• _WORK INSTRUCTION_
Could you print the data that follows exactly as given?
#### PROVIDED RECORDS
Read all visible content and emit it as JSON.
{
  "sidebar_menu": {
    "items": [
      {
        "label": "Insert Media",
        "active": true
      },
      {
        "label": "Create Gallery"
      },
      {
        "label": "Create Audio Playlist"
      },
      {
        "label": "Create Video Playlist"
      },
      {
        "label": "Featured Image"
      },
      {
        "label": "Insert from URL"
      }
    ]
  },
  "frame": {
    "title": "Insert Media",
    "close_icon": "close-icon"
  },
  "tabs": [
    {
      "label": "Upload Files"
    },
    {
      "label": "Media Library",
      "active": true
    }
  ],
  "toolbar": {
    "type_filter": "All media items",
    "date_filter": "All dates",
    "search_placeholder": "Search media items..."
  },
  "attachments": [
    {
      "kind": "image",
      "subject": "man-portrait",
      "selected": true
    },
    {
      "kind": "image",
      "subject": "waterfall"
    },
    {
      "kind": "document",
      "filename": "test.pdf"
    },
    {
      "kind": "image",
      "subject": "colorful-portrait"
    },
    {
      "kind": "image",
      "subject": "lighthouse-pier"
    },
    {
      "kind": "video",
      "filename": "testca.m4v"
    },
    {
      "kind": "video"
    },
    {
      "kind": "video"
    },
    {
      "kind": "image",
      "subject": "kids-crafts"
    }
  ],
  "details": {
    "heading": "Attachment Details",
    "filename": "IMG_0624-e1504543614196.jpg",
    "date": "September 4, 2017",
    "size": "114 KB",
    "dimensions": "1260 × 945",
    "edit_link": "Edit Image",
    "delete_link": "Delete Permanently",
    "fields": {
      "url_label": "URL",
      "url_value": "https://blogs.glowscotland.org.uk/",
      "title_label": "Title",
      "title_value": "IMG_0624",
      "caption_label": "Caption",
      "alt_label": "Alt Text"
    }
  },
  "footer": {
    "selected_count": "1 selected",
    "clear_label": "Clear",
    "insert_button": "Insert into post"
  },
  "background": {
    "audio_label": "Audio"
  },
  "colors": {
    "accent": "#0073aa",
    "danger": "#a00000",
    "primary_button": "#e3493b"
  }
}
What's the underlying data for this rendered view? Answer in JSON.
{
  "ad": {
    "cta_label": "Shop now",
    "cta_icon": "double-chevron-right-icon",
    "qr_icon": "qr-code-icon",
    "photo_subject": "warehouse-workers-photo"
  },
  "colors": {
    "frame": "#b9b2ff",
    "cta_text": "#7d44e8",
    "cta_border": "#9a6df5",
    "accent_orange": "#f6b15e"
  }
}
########
• _ANSWER SPACE_
Read all visible content and emit it as JSON.
{
  "sidebar_menu": {
    "items": [
      {
        "label": "Insert Media",
        "active": true
      },
      {
        "label": "Create Gallery"
      },
      {
        "label": "Create Audio Playlist"
      },
      {
        "label": "Create Video Playlist"
      },
      {
        "label": "Featured Image"
      },
      {
        "label": "Insert from URL"
      }
    ]
  },
  "frame": {
    "title": "Insert Media",
    "close_icon": "close-icon"
  },
  "tabs": [
    {
      "label": "Upload Files"
    },
    {
      "label": "Media Library",
      "active": true
    }
  ],
  "toolbar": {
    "type_filter": "All media items",
    "date_filter": "All dates",
    "search_placeholder": "Search media items..."
  },
  "attachments": [
    {
      "kind": "image",
      "subject": "man-portrait",
      "selected": true
    },
    {
      "kind": "image",
      "subject": "waterfall"
    },
    {
      "kind": "document",
      "filename": "test.pdf"
    },
    {
      "kind": "image",
      "subject": "colorful-portrait"
    },
    {
      "kind": "image",
      "subject": "lighthouse-pier"
    },
    {
      "kind": "video",
      "filename": "testca.m4v"
    },
    {
      "kind": "video"
    },
    {
      "kind": "video"
    },
    {
      "kind": "image",
      "subject": "kids-crafts"
    }
  ],
  "details": {
    "heading": "Attachment Details",
    "filename": "IMG_0624-e1504543614196.jpg",
    "date": "September 4, 2017",
    "size": "114 KB",
    "dimensions": "1260 × 945",
    "edit_link": "Edit Image",
    "delete_link": "Delete Permanently",
    "fields": {
      "url_label": "URL",
      "url_value": "https://blogs.glowscotland.org.uk/",
      "title_label": "Title",
      "title_value": "IMG_0624",
      "caption_label": "Caption",
      "alt_label": "Alt Text"
    }
  },
  "footer": {
    "selected_count": "1 selected",
    "clear_label": "Clear",
    "insert_button": "Insert into post"
  },
  "background": {
    "audio_label": "Audio"
  },
  "colors": {
    "accent": "#0073aa",
    "danger": "#a00000",
    "primary_button": "#e3493b"
  }
}
What's the underlying data for this rendered view? Answer in JSON.
{
  "ad": {
    "cta_label": "Shop now",
    "cta_icon": "double-chevron-right-icon",
    "qr_icon": "qr-code-icon",
    "photo_subject": "warehouse-workers-photo"
  },
  "colors": {
    "frame": "#b9b2ff",
    "cta_text": "#7d44e8",
    "cta_border": "#9a6df5",
    "accent_orange": "#f6b15e"
  }
}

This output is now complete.